The COVID-19 pandemic has shaken the entire world, taking us all by surprise and changing our way of life in many ways. To date, there are over 250 million cases and over 5 million deaths.
Since the beginning of the pandemic, scientists and researchers throughout the world have been working hard to combat this dreaded virus, with many breakthroughs leading to the development of several vaccines. Alongside these efforts, barcodes have been used to track cases and vaccines and to ensure that the vaccine rollout is as smooth and efficient as humanly possible.
The first method of determining virus exposure at the start of the pandemic was to use contact tracing. The main way to do so, which some consider controversial, was to track people’s movement so that when someone tests positive for COVID-19, it would be possible to identify and isolate other individuals with whom they were potentially in contact with.
One of the ways used to contact trace was to require the scanning of a barcode before entering a venue. A type of two-dimensional barcode known as Quick Response (QR) codes was placed at entrances to venues and needed to be scanned in order to enter.
Conveniently, almost every individual these days has a smartphone capable of scanning QR codes, so this method of contact tracing was the simplest and quickest system to implement. If an individual tested positive for COVID-19, other individuals who may have potentially been exposed would be alerted on their smartphones.
In South Africa, a contact tracing smartphone app was developed where such exposure data is tracked anonymously via Bluetooth proximity (no QR code scanning required).
Out of all the many types of barcodes out there, the traditional, linear, one-dimensional barcodes that we see everyday in retail shops have been used around the world to track vaccines and ensure that the correct vaccine is transported to the correct vaccination centre.
These linear barcodes store a short string of numbers or characters and can be scanned and registered on a computer or mobile device. In this way, barcodes can ensure the security and safety of the vaccines since each vial of vaccine will have a barcode, and each batch of vaccines will have a batch code. These barcodes will be scanned when they leave the lab and again when it reaches its destination (and possibly along the way if required), thus providing control and oversight over the whole vaccine rollout process.
The major safety aspect of barcoding vaccines is being able to track exactly where the vaccines are and where they are going, thus ensuring that each vaccine reaches its intended destination. This also prevents vaccines from being intercepted along its transportation route, which can lead to unintended consequences such as vaccines being stolen, or real vaccine shots being replaced by counterfeit vaccines.
This has occurred in many parts of the world, even South Africa, where fake vaccines have made their way into the distribution network. By rigorously tracking the route taken by the vaccine, such possibilities are all but eliminated.
Once you are vaccinated, you will receive a vaccination card. And once you are fully vaccinated, you can register and receive your vaccination certificate – in essence, a vaccine passport, with a uniquely identifiable QR code associated with you, the vaccinated individual.

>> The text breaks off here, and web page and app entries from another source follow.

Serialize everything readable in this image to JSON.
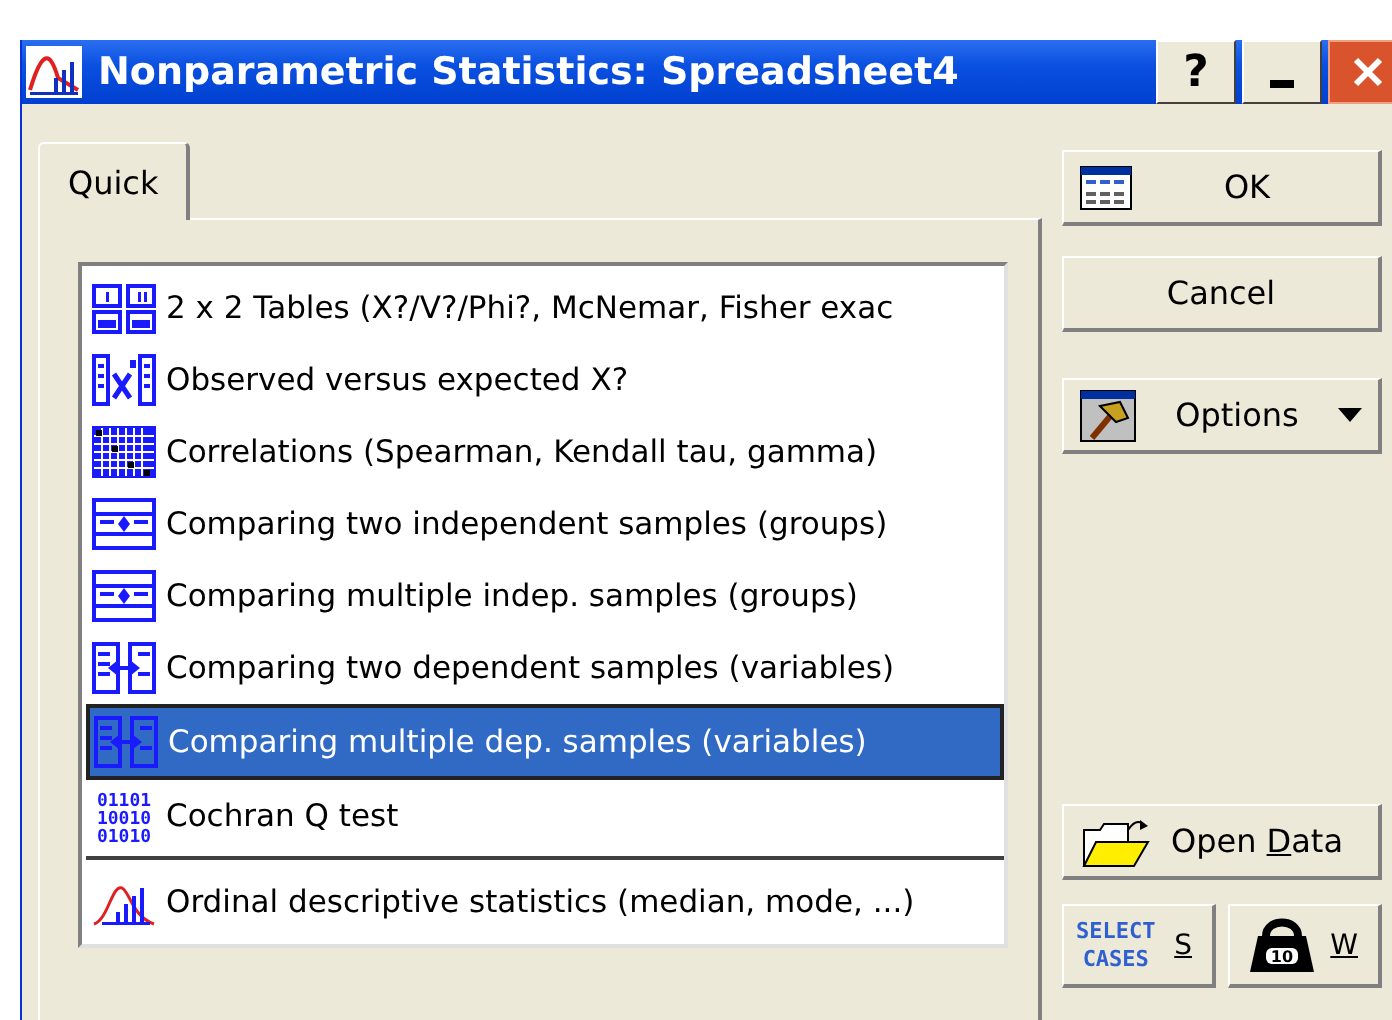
{
  "window": {
    "title": "Nonparametric Statistics: Spreadsheet4",
    "controls": [
      {
        "kind": "help",
        "label": "?"
      },
      {
        "kind": "minimize"
      },
      {
        "kind": "close"
      }
    ]
  },
  "tabs": [
    {
      "label": "Quick",
      "selected": true
    }
  ],
  "analyses": [
    {
      "kind": "tables",
      "label": "2 x 2 Tables (X?/V?/Phi?, McNemar, Fisher exac",
      "selected": false
    },
    {
      "kind": "chi",
      "label": "Observed versus expected X?",
      "selected": false
    },
    {
      "kind": "matrix",
      "label": "Correlations (Spearman, Kendall tau, gamma)",
      "selected": false
    },
    {
      "kind": "groups",
      "label": "Comparing two independent samples (groups)",
      "selected": false
    },
    {
      "kind": "groups",
      "label": "Comparing multiple indep. samples (groups)",
      "selected": false
    },
    {
      "kind": "variables",
      "label": "Comparing two dependent samples (variables)",
      "selected": false
    },
    {
      "kind": "variables",
      "label": "Comparing multiple dep. samples (variables)",
      "selected": true
    },
    {
      "kind": "binary",
      "label": "Cochran Q test",
      "selected": false,
      "icon_text": [
        "01101",
        "10010",
        "01010"
      ]
    },
    {
      "kind": "distribution",
      "label": "Ordinal descriptive statistics (median, mode, ...)",
      "selected": false,
      "separated": true
    }
  ],
  "buttons": [
    {
      "kind": "ok",
      "label": "OK"
    },
    {
      "kind": "cancel",
      "label": "Cancel"
    },
    {
      "kind": "options",
      "label": "Options"
    },
    {
      "kind": "open",
      "label_before": "Open ",
      "access_key": "D",
      "label_after": "ata"
    }
  ],
  "small_buttons": [
    {
      "kind": "select",
      "icon_text": [
        "SELECT",
        "CASES"
      ],
      "access_key": "S"
    },
    {
      "kind": "weight",
      "icon_text": "10",
      "access_key": "W"
    }
  ]
}
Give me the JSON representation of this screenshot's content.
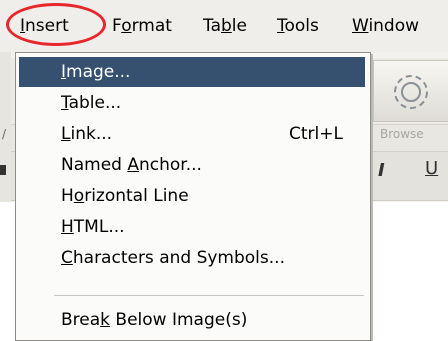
{
  "menubar": {
    "items": [
      {
        "label": "Insert"
      },
      {
        "label": "Format"
      },
      {
        "label": "Table"
      },
      {
        "label": "Tools"
      },
      {
        "label": "Window"
      }
    ]
  },
  "toolbar": {
    "browse_label": "Browse",
    "italic_label": "I",
    "underline_label": "U"
  },
  "menu": {
    "items": [
      {
        "label": "Image...",
        "shortcut": "",
        "active": true
      },
      {
        "label": "Table...",
        "shortcut": ""
      },
      {
        "label": "Link...",
        "shortcut": "Ctrl+L"
      },
      {
        "label": "Named Anchor...",
        "shortcut": ""
      },
      {
        "label": "Horizontal Line",
        "shortcut": ""
      },
      {
        "label": "HTML...",
        "shortcut": ""
      },
      {
        "label": "Characters and Symbols...",
        "shortcut": ""
      },
      {
        "label": "Break Below Image(s)",
        "shortcut": ""
      }
    ]
  },
  "colors": {
    "highlight_ring": "#e8262b",
    "active_item_bg": "#35516f"
  }
}
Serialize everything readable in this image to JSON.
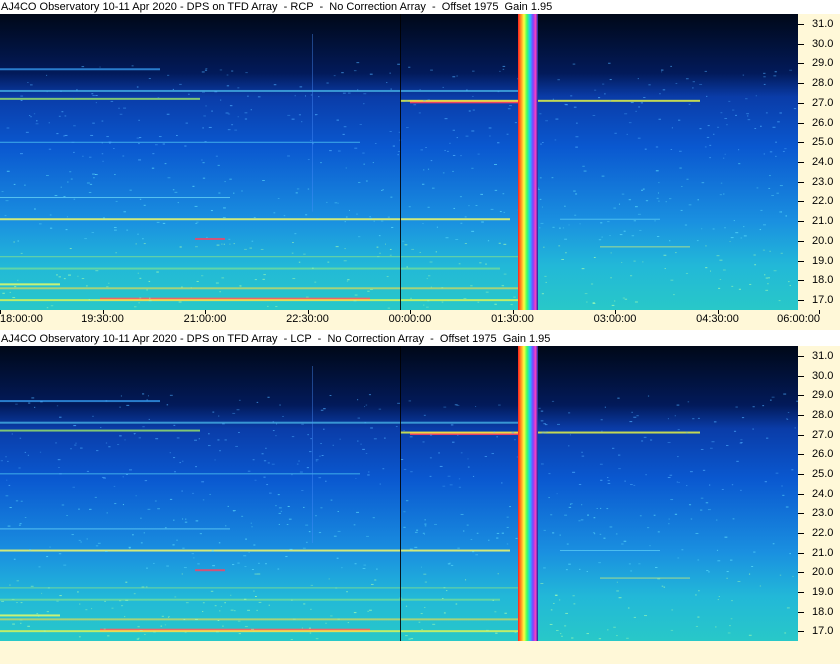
{
  "colors": {
    "axis_bg": "#fff8d8",
    "background_top": "#000820",
    "background_mid": "#0a48c8",
    "background_low": "#1aa8d8"
  },
  "chart_data": [
    {
      "type": "heatmap",
      "title": "AJ4CO Observatory 10-11 Apr 2020 - DPS on TFD Array  - RCP  -  No Correction Array  -  Offset 1975  Gain 1.95",
      "x_tick_labels": [
        "18:00:00",
        "19:30:00",
        "21:00:00",
        "22:30:00",
        "00:00:00",
        "01:30:00",
        "03:00:00",
        "04:30:00",
        "06:00:00"
      ],
      "y_tick_labels": [
        "31.0",
        "30.0",
        "29.0",
        "28.0",
        "27.0",
        "26.0",
        "25.0",
        "24.0",
        "23.0",
        "22.0",
        "21.0",
        "20.0",
        "19.0",
        "18.0",
        "17.0"
      ],
      "ylim": [
        16.5,
        31.5
      ],
      "colormap": "spectral-rainbow",
      "grid": false
    },
    {
      "type": "heatmap",
      "title": "AJ4CO Observatory 10-11 Apr 2020 - DPS on TFD Array  - LCP  -  No Correction Array  -  Offset 1975  Gain 1.95",
      "x_tick_labels": [],
      "y_tick_labels": [
        "31.0",
        "30.0",
        "29.0",
        "28.0",
        "27.0",
        "26.0",
        "25.0",
        "24.0",
        "23.0",
        "22.0",
        "21.0",
        "20.0",
        "19.0",
        "18.0",
        "17.0"
      ],
      "ylim": [
        16.5,
        31.5
      ],
      "colormap": "spectral-rainbow",
      "grid": false
    }
  ]
}
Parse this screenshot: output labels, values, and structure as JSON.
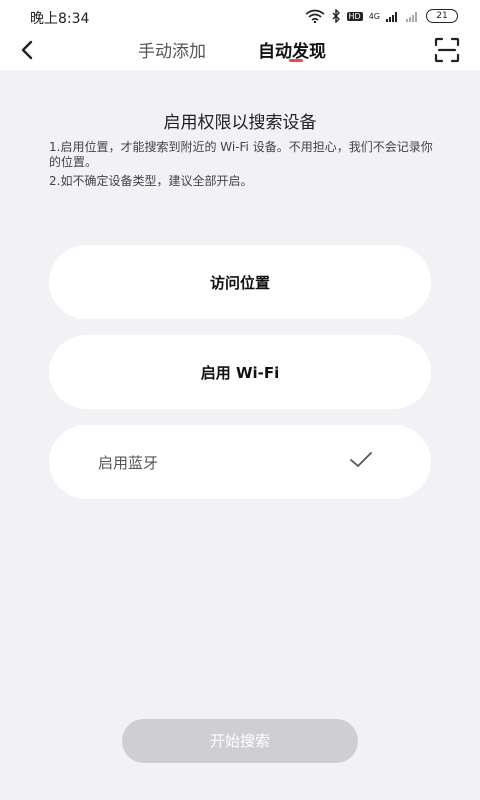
{
  "status_bar": {
    "time": "晚上8:34",
    "network": "4G",
    "hd": "HD",
    "battery": "21"
  },
  "nav": {
    "tabs": [
      {
        "label": "手动添加",
        "active": false
      },
      {
        "label": "自动发现",
        "active": true
      }
    ],
    "accent_color": "#e94c4c"
  },
  "main": {
    "heading": "启用权限以搜索设备",
    "notes": [
      "1.启用位置，才能搜索到附近的 Wi-Fi 设备。不用担心，我们不会记录你的位置。",
      "2.如不确定设备类型，建议全部开启。"
    ],
    "options": [
      {
        "label": "访问位置",
        "enabled": false
      },
      {
        "label": "启用 Wi-Fi",
        "enabled": false
      },
      {
        "label": "启用蓝牙",
        "enabled": true
      }
    ],
    "start_button": "开始搜索"
  }
}
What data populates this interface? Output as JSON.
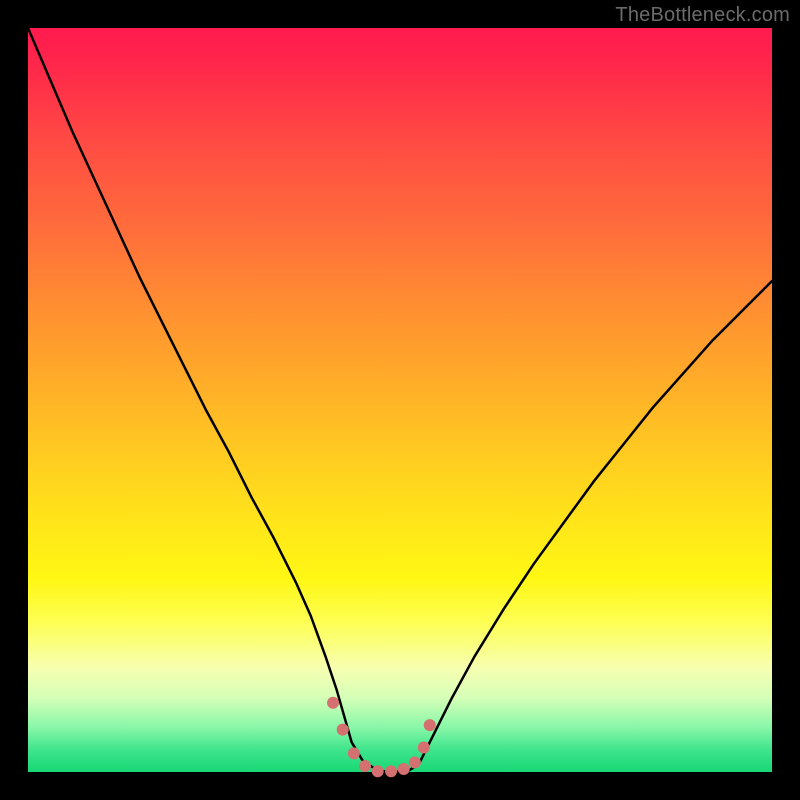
{
  "watermark": "TheBottleneck.com",
  "chart_data": {
    "type": "line",
    "title": "",
    "xlabel": "",
    "ylabel": "",
    "xlim": [
      0,
      100
    ],
    "ylim": [
      0,
      100
    ],
    "grid": false,
    "legend": false,
    "series": [
      {
        "name": "curve",
        "stroke": "#000000",
        "stroke_width": 2.5,
        "x": [
          0.0,
          3,
          6,
          9,
          12,
          15,
          18,
          21,
          24,
          27,
          30,
          33,
          36,
          38,
          40,
          41.5,
          42.5,
          43.5,
          45,
          47,
          49,
          51,
          52.5,
          53.5,
          55,
          57,
          60,
          64,
          68,
          72,
          76,
          80,
          84,
          88,
          92,
          96,
          100
        ],
        "y": [
          100,
          93,
          86,
          79.5,
          73,
          66.5,
          60.5,
          54.5,
          48.5,
          43,
          37,
          31.5,
          25.5,
          21,
          15.5,
          11,
          7.5,
          4,
          1.5,
          0.2,
          0,
          0.1,
          1,
          3,
          6,
          10,
          15.5,
          22,
          28,
          33.5,
          39,
          44,
          49,
          53.5,
          58,
          62,
          66
        ]
      },
      {
        "name": "valley-dots",
        "stroke": "#d4706f",
        "marker": "circle",
        "marker_radius": 6,
        "x": [
          41.0,
          42.3,
          43.8,
          45.3,
          47.0,
          48.8,
          50.5,
          52.0,
          53.2,
          54.0
        ],
        "y": [
          9.3,
          5.7,
          2.5,
          0.8,
          0.1,
          0.1,
          0.4,
          1.3,
          3.3,
          6.3
        ]
      }
    ]
  }
}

In order to prevent fraud, these QR codes are only decodable by authorised devices. In the future, proof of vaccination will most likely be needed for travel, large gatherings, or even to attend school or university.
Hard copy vaccination certificates could and most likely will be replaced by QR codes sent directly to the individual’s mobile phone. Because each QR code is encoded such that it links the individual to the government’s COVID-19 vaccination databases, it means that these QR codes cannot be faked, thereby all but eliminating fake proofs of vaccination.